Compared with similar measurement tools of mental status for older adults such as MMSE, the Short Portable Mental Status Questionnaire  is simpler and takes less time, which is suitable for screening in older population. The questionnaire has 10 questions and the respondents were scored based on the tally of correct answers. A tally of 0–2 correct answers was deemed as having very severe cognitive impairment, 3–5 as severe cognitive impairment, 6–7 as mild cognitive impairment and 8–10 as having normal cognitive function. Although the Chinese version of SPMSQ has been widely used in older adults, there are few studies exploring the threshold value. A Singapore study with a majority of Chinese participants found that the sensitivity (78%) and specificity (75%) of SPMSQ were better when the threshold value was “5 or fewer correct answers”, and the older population having less than 6 years of education could make 4 correct answers . Therefore, this study specified that older adults making “5 or more fewer correct answers” were deemed as having severe cognitive impairment. The scale has good reliability .
Demographic and health status questionnaire
The researchers developed the demographic and health status questionnaire by themselves. The demographic items included organizational type, staffing, room type, age, gender, ethnicity, religion, education, marital status, having living children or not, length of time of living in nursing homes (years), living condition before admission, income (yuan/month). The health status items included eyesight, hearing, number of diseases, sleeping status, skin conditions, occurrence of accidents in the past 30 days, all of which were based on participants’ self-report.
Modified Barthel Index
The Modified Barthel Index was used to assess 10 activities of daily living (ADL): grooming, bathing, feeding, toilet use, stair climbing, dressing, bladder, bowels, walking or wheelchair movement, and transfer (chair to bed and back) . The total score of the scale was 100, with a score ≤ 40 indicating severely dependent, 45–60 moderately dependent, 65–95 slightly dependent, and 100 completely independent. The Cronbach’s alpha coefficient for the ADL in this study was 0.85.

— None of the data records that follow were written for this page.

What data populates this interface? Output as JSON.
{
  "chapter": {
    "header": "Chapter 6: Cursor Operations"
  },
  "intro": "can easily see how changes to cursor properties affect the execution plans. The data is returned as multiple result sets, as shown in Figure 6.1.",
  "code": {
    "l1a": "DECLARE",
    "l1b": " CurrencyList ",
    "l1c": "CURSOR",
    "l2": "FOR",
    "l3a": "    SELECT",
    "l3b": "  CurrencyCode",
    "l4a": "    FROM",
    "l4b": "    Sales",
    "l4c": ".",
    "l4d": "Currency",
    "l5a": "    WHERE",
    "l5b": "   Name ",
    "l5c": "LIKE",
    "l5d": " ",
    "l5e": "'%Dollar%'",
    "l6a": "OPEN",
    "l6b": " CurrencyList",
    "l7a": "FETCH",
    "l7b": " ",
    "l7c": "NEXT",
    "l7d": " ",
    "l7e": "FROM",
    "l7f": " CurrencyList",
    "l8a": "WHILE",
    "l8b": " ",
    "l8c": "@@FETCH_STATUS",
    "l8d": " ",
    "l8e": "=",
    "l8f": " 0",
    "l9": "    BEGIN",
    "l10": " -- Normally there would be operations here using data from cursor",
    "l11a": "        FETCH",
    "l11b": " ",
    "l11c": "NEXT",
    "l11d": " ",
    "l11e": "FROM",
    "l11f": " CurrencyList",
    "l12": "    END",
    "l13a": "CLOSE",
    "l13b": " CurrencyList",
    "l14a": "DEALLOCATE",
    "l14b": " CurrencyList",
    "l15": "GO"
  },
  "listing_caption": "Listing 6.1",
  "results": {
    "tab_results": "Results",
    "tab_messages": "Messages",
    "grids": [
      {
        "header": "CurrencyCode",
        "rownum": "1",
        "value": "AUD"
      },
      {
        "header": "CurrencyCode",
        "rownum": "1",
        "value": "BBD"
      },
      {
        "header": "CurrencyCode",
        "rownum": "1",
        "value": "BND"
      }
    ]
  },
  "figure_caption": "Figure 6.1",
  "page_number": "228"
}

The Numerical Rating Scale (NRS) for pain assessment
The NRS for pain assessment divides pain into 0–10 points: the higher the score is, the more severe the pain is. The NRS for pain assessment has a good acceptance among older population . A score of 0 indicates no pain, 1–3 mild pain, 4–6 moderate pain and 7–10 severe pain. The NRS for pain assessment has been tested by various studies and has good reliability .
The 15-item Geriatric Depression Scale (GDS-15)
GDS-15 has been widely used in the screening of depressive symptoms of older adults and has good reliability and validity . The 15-item scale assesses how older adults felt over the past week, with “yes” (scoring 1) or “no” (scoring 0) responses. Five of the questions used reverse scoring. The score ranges from 0 to 15, with higher scores suggesting more severe depression. A systematic review has shown that the Chinese version of the scale for older adults takes 4 or 5 points as the cut-off point mostly . In this study, we used a score of 5 or above to specify the existence of depression, in an effort to facilitate the comparison between similar studies. The Cronbach’s alpha coefficient for the GDS-15 in this study was 0.80.
Epidata 3.1 was used for data entry. SPSS 25.0 was adopted for statistical analysis. The counting data were described by frequency and percentages; the measurement data were examined for normality with Shapiro-Wilk test, with normally distributed data being described by mean ± standard deviation, and non- normally distributed data being described by median (interquartile range, abbreviated as IQR).
Univariate Logistic regression analysis was used to test whether there were differences in unmet needs among research participants with different characteristics. Hierarchical logistic regression analysis was then employed to analyze the influencing factors of unmet needs of the elderly nursing home residents. The criteria for including and excluding variables were αin = 0.05 and αout = 0.10.